The parents of second graders consistently thanked the school officials for their hard work during the COVID-19 pandemic, with some noting that they chose to stick with WPS instead of putting their kids in private schools. They also pressed the School Committee and School Department to think creatively, raised questions about money and other resources, and faithfully cited the latest stats and guidance from the state, Centers for Disease Control, and other authorities, frequently noting that viral spread has been shown not to be great among kids. Parents of children at Schofield Elementary School accounted for the bulk of callers, referencing their second graders’ larger than average class sizes that have left teachers doing their best but resulted in 7-year-olds flailing in between independent study and various breaks.
Wendy Scarisbrick, a repeat caller, shared with us a letter signed by 170 Wellesley Public School parents and sent to school and other town officials. It read in part: “Current Second Graders lost 1/3 of their First-Grade year to the COVID-19 pandemic. They not only lost time in the classroom, but they were guinea pigs in remote learning during a time when young children are learning the basic educational tools (reading, writing and mathematics) that will drive their academic careers.”
School officials, no slouches when it comes to sticking to talking points themselves, took in the impassioned pleas. But under School Committee rules, no back-and-forth is allowed during the citizen speak portion of meetings. School Committee and WPS officials, however, have referenced the plight of second graders and their parents and guardians later on during meetings. Board members have mentioned hearing such concerns as well during recent PTO meetings.
Of course as it turns out, WPS officials have been working behind the scenes to try to make happen what parents were asking for.
This past Tuesday’s School Committee meeting featured a big giveaway in the form of special guest appearances on the video conference call by principals from across the school system. Then about 28 minutes into the meeting, Supt.
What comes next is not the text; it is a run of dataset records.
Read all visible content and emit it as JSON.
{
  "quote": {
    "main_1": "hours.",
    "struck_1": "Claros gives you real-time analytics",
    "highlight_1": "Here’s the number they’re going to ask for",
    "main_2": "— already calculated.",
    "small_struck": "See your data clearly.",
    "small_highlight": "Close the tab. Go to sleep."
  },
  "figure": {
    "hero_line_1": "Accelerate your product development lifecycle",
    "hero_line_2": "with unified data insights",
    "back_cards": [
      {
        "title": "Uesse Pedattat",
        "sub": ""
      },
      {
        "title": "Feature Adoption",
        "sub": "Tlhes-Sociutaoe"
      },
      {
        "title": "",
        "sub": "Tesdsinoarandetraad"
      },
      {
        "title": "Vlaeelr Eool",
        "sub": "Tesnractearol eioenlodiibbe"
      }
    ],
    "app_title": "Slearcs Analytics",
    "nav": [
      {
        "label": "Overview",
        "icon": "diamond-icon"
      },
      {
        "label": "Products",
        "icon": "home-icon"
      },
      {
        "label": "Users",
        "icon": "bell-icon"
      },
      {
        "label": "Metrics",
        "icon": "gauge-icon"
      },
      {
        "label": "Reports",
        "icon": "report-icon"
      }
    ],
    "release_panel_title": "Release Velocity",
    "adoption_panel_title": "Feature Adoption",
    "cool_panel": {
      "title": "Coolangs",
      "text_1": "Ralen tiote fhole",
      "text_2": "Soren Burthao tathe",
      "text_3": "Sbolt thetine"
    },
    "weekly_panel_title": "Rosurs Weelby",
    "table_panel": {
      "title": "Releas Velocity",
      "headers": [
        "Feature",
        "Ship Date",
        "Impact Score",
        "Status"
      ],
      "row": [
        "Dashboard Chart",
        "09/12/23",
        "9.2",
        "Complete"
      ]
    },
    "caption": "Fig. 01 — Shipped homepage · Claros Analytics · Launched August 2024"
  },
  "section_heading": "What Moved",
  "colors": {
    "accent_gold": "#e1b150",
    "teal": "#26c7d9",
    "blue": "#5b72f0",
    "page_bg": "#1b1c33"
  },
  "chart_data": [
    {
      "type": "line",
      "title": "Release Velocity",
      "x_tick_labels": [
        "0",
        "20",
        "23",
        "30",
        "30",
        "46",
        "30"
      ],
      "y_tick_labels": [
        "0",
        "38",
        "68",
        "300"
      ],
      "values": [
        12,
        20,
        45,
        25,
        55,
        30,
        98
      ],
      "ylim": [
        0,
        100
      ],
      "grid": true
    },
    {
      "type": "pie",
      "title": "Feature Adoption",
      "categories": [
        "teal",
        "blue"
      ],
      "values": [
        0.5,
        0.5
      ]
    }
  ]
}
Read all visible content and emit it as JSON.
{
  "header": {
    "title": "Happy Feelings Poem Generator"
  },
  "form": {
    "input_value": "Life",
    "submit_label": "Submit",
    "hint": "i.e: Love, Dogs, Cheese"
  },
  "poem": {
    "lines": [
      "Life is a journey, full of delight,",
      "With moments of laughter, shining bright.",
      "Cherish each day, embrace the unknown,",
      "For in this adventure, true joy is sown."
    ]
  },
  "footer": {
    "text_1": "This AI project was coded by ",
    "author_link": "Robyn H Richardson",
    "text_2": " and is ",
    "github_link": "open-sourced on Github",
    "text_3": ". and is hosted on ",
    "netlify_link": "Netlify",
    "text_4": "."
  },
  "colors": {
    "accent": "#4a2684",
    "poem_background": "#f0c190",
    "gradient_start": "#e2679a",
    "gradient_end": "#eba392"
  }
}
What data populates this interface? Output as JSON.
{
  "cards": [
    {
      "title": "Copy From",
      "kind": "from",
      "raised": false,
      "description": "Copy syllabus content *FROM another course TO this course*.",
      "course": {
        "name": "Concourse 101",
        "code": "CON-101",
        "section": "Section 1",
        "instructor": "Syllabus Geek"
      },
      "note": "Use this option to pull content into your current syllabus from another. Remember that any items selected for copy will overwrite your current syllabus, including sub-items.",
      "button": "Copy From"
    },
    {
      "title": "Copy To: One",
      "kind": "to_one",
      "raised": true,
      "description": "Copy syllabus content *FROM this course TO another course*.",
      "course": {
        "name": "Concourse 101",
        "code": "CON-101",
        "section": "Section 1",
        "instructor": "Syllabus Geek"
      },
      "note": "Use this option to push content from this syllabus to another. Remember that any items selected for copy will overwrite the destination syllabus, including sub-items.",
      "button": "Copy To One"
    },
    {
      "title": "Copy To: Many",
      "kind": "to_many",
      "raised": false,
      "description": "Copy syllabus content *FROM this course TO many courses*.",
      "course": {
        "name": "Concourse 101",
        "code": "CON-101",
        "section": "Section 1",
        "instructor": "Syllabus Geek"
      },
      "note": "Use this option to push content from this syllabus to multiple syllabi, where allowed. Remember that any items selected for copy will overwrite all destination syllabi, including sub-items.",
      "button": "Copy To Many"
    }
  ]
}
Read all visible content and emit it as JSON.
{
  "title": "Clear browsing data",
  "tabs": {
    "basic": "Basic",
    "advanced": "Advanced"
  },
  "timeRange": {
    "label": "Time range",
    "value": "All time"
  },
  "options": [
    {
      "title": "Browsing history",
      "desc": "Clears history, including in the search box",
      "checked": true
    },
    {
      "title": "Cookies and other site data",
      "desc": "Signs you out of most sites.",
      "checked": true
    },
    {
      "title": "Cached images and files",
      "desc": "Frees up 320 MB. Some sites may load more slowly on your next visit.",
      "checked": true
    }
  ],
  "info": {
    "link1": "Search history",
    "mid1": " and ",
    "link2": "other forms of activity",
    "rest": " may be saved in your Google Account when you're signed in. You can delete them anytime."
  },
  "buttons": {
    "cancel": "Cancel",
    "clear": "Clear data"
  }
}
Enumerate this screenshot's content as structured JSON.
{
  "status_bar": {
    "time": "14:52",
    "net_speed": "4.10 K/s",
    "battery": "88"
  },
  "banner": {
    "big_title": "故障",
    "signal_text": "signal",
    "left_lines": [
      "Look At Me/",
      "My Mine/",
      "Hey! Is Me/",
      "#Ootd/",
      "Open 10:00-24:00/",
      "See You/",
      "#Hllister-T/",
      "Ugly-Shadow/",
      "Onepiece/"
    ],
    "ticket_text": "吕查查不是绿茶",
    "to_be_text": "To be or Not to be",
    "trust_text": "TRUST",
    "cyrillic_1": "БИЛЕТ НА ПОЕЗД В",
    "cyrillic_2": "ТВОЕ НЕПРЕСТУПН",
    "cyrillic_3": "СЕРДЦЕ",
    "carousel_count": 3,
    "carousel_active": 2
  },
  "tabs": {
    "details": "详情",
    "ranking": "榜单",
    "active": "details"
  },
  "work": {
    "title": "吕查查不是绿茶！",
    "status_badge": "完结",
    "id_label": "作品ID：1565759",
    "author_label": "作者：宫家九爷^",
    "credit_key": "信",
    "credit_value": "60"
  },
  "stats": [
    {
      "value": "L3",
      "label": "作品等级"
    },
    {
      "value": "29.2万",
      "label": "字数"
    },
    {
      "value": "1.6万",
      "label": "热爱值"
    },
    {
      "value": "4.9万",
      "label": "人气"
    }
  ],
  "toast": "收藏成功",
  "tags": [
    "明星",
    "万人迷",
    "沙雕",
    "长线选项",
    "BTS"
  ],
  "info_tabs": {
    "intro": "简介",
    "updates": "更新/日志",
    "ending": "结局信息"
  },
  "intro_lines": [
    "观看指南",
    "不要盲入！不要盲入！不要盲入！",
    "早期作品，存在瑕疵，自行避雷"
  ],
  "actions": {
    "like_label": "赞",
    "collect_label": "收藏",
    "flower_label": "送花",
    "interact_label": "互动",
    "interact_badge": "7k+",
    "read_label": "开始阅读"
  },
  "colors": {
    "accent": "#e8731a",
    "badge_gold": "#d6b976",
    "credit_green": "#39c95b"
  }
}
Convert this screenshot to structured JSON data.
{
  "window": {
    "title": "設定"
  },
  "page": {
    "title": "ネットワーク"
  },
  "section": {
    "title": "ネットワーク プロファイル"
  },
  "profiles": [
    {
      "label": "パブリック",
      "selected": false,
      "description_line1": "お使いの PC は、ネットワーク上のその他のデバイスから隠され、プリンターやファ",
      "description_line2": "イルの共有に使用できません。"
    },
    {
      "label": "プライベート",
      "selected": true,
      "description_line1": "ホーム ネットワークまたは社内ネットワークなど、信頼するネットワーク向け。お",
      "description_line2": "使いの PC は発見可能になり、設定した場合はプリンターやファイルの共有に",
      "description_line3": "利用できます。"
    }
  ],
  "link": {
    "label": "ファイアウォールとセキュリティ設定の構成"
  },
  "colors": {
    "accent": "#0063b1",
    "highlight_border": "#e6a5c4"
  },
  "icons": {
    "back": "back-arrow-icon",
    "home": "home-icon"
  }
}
Dr. David Lussier did the big reveal—”a piece I’ve been looking forward to”—about second graders in fact being welcomed back to in-person learning four days a week starting on Dec. 7.
“A key part of our reopening plan since the summer has been to prioritize the return for certainly as many students as we can but to have a priority list, and of course our youngest learners have been high on that list,” Lussier said. “In fact we were so delighted when we opened in person to include our pre-K, Ks, and 1s in that particular model. Grade 2 proved to be far more complicated.”
Space, staffing, transportation, and other operational elements across all seven elementary schools were challenges, Lussier said. He acknowledged there weren’t always clear sight lines into this process for the public.
In his excitement in disclosing this development, Lussier at one point misspoke to reference fourth graders instead of second graders, though was quickly corrected by his colleagues.
But soon enough, don’t be surprised if the parents of those fourth graders, plus those with third graders, start filling the citizen speak void at the start of School Committee meetings making their coordinated pitches…
Wellesley High will be a busy place on Sunday
Lussier also gave an update during the School Committee meeting on Wellesley High School, which has temporarily gone all remote due to a COVID-19 cluster.
Baseline testing for students and staff will be conducted over the weekend, with hopes tests can be turned around on Monday, Nov. 30, a professional day for teachers and a day off for students. If all goes well, that could set up a return to in-person classes next week.